S.A. Headley1; C.M. Bettini2
Case history: A 3 yr-old, female, Cocker Spaniel, was submitted to necropsy after being sacrificed. The dog presented a huge (10 x 15 x 22 cm) tumorous mass that occupied all mammary glands. Selected tissues (brain, lung, liver, mammary gland, and kidney) were fixed in 10% formalin solution and processed for routine histopathology evaluation.
Discussion: At necropsy a firm tumorous ulcerated mass occupied all the mammary glands; sectioned surface revealed pale-whitish, solid nodular zones that contained necrotic areas. Several rounded (0.5-1.5 cm) cream-whitish were observed within the pulmonary parenchyma. The liver was markedly hypertrophic and presented several cream nodular masses, which united to form a single tumor that demonstrated a cystic center; some of these nodes were umbilicated and protruded from the hepatic surface. Histopathology revealed the mammary tumor to be a solid adenocarcinoma, characterized by the proliferation of epithelial cells that formed a dense and extensive sheet of transformed cells; marked variation of cell size and shape, some mitosis and variation of nucleus-cytoplasm ration were evident. Similar masses were observed within the pulmonary parenchyma. The hepatic mass was diagnosed as a cholangiocarcinoma; being characterized by proliferation of bile duct epithelial cells forming nests of glandular-like structures surrounded by fibrous connective tissue. The occurrence of two different primary tumors in the same animal indicates that clinically independent primary tumors or metastatic diseases would have to be considered. The simultaneous appearance of different tumors is not well documented in domestic animals, these cases are more frequently described in human medicine, particularly in endocrine organs, where it is know as the multiple endocrine neoplasia (MEN) syndrome (Cock & MaClachlan, 1999). Recent research has suggested a possible molecular origin of multiple tumors in the same individual (Van Der Sijp, et al, 2002). A case with marked similarity to the MEN syndrome was described in the adrenal and thyroid glands of a horse (Cock & MaClachlan, 1999). Additionally, it was demonstrated that persons with squamous cell carcinoma of the head and neck often develop second carcinomas elsewhere in the upper aero-digestive tract; this has been related to the ability of a single progenitor cell to replicate, expand, and populate contiguous regions of the upper aero-digestive tract (Califano et al., 1999). However, no information has been found to fully explain this phenomenon in domestic animals.

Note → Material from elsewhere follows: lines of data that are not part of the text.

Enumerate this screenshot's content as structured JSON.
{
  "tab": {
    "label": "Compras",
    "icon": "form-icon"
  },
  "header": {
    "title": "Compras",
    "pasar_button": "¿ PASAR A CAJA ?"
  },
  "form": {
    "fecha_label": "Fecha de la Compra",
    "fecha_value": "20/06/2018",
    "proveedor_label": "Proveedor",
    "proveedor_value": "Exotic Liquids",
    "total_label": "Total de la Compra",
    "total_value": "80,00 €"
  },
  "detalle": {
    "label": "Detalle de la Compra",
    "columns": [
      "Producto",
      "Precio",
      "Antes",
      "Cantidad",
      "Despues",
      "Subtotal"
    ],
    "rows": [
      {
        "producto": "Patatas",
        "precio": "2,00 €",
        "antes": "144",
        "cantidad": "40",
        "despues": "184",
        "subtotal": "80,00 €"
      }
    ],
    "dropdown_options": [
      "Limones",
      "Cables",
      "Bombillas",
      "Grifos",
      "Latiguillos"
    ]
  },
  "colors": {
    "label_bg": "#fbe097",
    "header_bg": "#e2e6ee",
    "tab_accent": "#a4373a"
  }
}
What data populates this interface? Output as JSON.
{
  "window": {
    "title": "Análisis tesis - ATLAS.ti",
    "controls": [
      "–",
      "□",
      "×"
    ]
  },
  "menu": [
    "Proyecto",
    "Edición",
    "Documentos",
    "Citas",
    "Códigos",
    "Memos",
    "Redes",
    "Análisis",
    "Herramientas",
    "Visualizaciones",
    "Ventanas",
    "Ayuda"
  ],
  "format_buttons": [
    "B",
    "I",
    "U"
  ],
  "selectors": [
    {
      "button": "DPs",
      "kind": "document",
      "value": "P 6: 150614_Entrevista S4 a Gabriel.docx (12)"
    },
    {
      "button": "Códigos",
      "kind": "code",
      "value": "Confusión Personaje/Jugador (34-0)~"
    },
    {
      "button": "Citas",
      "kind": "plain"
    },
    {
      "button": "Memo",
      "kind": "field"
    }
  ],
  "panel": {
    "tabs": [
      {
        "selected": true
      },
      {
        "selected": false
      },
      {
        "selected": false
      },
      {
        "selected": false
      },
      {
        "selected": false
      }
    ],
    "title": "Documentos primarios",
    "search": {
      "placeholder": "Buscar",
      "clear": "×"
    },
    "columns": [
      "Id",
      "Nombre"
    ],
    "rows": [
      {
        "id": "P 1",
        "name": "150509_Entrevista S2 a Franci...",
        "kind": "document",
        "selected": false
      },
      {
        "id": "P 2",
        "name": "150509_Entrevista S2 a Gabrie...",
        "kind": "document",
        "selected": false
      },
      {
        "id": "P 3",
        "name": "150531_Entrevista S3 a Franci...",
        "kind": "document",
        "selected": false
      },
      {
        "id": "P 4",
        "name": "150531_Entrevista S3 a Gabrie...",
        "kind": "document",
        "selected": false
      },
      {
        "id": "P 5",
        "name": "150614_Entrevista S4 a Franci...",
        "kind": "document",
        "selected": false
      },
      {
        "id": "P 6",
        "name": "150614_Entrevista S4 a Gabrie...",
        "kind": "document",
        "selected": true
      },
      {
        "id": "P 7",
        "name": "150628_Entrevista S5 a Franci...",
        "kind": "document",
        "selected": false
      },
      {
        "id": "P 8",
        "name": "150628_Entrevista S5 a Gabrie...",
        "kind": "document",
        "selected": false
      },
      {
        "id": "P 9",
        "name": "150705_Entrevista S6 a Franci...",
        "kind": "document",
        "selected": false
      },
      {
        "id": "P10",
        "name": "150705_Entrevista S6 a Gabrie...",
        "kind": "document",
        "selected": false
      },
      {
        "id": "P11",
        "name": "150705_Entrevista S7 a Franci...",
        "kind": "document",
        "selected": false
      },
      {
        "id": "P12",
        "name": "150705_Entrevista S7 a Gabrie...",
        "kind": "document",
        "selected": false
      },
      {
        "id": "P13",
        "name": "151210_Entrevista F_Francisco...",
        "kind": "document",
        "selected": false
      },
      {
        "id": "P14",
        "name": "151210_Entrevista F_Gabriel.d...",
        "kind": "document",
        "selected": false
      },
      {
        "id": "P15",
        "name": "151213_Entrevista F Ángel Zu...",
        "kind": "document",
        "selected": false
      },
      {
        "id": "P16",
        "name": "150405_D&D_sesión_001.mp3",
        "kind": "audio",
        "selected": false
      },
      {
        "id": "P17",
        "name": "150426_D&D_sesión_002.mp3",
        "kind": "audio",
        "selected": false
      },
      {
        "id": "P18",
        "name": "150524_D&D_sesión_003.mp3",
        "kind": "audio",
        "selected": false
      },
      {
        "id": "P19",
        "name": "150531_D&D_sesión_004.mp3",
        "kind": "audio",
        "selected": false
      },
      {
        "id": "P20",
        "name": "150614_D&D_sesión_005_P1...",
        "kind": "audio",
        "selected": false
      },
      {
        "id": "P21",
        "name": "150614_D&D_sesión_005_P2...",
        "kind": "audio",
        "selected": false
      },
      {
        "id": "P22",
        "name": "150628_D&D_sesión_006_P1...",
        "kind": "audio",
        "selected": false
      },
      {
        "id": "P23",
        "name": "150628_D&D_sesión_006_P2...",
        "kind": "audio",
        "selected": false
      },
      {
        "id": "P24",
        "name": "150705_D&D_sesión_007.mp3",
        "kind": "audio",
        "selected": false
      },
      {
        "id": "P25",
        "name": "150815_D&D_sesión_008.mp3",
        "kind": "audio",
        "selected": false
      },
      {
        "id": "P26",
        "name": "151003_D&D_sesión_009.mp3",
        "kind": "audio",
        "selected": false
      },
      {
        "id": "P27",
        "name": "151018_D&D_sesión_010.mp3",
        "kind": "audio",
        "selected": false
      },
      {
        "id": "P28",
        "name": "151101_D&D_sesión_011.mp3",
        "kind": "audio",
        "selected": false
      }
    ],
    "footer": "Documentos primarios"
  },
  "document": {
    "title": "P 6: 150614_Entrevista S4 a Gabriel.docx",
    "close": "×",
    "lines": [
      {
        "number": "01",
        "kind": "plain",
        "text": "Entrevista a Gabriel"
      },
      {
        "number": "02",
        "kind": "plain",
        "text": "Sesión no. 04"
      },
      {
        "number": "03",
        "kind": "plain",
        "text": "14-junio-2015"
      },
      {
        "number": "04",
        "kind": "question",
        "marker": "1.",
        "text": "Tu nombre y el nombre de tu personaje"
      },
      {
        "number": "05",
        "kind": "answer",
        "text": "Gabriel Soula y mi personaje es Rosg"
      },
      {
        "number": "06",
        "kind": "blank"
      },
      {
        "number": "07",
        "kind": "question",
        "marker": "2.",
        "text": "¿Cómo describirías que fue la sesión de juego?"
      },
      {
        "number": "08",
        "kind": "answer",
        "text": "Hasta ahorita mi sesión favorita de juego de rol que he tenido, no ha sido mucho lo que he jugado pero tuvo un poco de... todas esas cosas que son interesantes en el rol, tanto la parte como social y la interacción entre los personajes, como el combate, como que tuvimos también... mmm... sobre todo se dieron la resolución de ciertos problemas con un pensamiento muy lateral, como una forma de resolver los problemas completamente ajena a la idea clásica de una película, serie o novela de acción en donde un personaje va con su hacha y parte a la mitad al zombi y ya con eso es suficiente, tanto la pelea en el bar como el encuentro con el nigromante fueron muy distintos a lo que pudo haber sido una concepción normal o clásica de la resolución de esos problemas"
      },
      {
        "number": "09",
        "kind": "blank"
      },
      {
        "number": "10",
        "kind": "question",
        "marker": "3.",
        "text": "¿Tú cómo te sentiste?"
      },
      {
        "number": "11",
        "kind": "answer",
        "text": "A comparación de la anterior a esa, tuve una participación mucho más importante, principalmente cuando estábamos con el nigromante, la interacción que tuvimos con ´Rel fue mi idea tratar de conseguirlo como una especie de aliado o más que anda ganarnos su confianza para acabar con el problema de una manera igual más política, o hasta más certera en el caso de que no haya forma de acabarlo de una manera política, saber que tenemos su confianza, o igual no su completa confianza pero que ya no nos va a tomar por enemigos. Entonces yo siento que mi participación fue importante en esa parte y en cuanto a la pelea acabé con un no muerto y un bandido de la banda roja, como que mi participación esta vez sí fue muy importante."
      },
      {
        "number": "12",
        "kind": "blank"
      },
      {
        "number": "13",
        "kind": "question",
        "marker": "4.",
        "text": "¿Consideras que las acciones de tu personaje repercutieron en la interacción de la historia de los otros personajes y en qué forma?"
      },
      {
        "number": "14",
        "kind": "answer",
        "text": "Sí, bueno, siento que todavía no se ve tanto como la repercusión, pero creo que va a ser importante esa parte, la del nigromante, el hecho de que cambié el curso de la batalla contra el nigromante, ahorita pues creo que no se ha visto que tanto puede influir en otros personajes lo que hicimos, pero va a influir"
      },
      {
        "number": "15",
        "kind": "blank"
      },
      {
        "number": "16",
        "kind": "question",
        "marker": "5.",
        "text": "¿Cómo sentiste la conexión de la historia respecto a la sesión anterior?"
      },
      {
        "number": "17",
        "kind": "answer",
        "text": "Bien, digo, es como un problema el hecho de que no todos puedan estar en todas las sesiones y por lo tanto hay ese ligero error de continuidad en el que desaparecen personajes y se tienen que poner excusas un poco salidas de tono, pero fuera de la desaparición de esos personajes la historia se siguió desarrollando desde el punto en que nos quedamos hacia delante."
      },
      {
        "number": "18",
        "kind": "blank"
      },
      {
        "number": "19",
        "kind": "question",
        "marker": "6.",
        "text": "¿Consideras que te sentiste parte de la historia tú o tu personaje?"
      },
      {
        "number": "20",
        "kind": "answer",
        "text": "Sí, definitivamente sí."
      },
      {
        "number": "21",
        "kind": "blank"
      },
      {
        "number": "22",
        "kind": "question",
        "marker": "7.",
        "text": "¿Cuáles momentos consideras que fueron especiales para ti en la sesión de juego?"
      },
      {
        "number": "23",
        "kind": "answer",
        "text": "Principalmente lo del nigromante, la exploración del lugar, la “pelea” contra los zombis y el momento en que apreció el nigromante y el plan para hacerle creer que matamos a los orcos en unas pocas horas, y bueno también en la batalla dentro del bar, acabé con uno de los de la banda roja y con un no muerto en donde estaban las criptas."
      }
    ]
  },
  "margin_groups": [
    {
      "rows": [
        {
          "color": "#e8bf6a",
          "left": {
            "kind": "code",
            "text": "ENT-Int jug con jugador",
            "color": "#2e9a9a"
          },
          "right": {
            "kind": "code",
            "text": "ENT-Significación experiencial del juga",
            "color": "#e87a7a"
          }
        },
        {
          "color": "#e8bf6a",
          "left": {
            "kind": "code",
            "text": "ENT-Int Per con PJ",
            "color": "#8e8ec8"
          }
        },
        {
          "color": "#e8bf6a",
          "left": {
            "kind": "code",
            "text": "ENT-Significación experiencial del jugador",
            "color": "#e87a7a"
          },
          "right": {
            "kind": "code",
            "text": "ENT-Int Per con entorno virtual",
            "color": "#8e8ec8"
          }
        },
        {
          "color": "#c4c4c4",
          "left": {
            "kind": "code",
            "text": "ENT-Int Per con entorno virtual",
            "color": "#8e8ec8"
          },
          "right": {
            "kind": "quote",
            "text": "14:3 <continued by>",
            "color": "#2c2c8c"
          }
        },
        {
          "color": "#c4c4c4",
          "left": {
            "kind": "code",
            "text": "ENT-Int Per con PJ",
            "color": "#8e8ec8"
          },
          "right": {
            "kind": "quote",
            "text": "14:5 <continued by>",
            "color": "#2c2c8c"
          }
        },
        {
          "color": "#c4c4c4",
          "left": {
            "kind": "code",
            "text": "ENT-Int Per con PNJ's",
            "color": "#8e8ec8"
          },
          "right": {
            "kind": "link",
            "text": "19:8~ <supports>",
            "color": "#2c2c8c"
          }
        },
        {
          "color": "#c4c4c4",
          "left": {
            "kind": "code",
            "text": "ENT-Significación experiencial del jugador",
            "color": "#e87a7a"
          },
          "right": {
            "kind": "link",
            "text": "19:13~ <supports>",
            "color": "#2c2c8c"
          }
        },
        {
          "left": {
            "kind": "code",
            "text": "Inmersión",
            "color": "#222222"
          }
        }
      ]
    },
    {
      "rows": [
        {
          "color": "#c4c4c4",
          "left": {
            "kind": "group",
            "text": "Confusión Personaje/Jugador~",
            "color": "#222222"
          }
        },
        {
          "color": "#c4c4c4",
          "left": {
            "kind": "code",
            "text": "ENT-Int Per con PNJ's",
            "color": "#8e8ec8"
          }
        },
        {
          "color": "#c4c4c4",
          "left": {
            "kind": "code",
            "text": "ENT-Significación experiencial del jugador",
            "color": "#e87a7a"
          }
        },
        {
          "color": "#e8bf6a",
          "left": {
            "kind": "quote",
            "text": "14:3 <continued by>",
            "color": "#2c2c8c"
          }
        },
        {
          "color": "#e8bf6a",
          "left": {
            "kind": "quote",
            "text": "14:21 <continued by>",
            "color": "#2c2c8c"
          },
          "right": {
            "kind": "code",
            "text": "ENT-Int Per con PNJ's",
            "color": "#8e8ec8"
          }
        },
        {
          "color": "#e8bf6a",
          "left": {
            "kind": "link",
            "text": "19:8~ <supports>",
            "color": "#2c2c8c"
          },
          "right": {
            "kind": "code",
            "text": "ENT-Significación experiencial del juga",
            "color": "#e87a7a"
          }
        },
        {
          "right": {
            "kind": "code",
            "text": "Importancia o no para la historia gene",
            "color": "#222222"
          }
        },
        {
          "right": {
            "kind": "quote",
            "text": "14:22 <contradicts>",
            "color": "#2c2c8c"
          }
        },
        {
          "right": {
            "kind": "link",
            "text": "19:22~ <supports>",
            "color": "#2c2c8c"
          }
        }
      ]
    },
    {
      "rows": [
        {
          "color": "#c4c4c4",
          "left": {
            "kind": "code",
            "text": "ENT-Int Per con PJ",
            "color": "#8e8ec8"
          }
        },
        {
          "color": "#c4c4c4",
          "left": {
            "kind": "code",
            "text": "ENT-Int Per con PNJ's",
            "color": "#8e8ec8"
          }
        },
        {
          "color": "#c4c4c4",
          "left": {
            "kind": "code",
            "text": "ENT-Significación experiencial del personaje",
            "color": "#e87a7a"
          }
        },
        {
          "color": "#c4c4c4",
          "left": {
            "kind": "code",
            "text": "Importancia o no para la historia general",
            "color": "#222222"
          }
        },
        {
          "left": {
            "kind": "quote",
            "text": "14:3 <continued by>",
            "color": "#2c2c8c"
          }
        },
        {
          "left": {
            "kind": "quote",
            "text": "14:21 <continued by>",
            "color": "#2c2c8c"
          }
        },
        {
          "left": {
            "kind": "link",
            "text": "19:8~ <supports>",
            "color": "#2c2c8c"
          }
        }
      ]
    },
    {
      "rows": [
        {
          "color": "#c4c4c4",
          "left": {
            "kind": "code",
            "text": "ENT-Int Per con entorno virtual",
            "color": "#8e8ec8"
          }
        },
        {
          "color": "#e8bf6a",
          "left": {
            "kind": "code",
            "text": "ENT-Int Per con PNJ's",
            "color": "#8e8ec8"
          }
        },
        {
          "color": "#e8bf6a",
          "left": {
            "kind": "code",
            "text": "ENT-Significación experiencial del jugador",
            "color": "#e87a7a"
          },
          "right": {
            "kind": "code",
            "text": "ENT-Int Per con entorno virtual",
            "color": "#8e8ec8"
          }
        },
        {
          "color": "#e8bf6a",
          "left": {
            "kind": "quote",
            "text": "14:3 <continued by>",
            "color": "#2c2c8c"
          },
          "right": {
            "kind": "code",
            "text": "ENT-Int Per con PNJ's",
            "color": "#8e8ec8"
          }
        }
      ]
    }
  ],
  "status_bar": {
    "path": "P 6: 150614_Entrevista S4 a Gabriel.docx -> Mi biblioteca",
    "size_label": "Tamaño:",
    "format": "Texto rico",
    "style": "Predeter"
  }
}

1. Cock, H. E. V.; Maclachlan, N. J. Simultaneous occurrence of multiple neoplasms and hyperplasias in the adrenal and thyroid gland of the horse resembling multiple endocrine neoplasia syndrome: case report and retrospective identification of additional cases. Veterinary Pathology, v. 36, p. 633-636, 1999.
2. Van Der Sijp, J.R.M.; Van Meerbeeck, J.P.A.M.; Maat, A. P.W.M.; et al. Determination of the molecular relationship between multiple tumors within one patient is of clinical importance. Journal of Clinical Oncology, v. 20, p.105-1114, 2002.
3. Califano, J.; Leong, P. L.; Koch, W.M.; et al. Second esophageal tumors in patients with head and neck squamous cell carcinoma: an assessment of clonal relationships. Clinical Cancer Research, v. 5, p.1862-1867, 1999.